REQUIREMENT:
Using the data below, work out how many of its lines contain "title", and give that number with nothing added.

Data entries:
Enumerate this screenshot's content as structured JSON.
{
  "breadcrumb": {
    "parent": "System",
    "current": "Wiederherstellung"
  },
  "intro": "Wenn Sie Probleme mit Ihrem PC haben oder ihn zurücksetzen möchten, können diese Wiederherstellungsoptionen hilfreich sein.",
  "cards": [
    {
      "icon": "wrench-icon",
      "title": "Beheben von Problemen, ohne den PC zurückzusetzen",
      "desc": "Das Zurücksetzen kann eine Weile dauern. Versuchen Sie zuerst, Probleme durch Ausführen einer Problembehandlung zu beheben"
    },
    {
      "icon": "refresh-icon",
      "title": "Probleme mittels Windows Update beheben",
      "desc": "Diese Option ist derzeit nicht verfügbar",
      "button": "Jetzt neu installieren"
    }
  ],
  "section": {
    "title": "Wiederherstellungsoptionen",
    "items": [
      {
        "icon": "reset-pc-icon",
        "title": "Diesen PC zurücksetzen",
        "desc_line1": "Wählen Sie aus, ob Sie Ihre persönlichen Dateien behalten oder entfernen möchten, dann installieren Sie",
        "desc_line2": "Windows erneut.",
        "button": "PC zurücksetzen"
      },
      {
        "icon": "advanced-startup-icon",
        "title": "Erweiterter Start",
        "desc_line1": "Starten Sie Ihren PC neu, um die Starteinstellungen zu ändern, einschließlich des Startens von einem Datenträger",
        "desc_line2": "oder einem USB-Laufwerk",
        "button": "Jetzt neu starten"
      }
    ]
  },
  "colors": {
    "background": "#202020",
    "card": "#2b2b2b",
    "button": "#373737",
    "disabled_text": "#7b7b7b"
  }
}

RESPONSE TO THIS EXERCISE:
5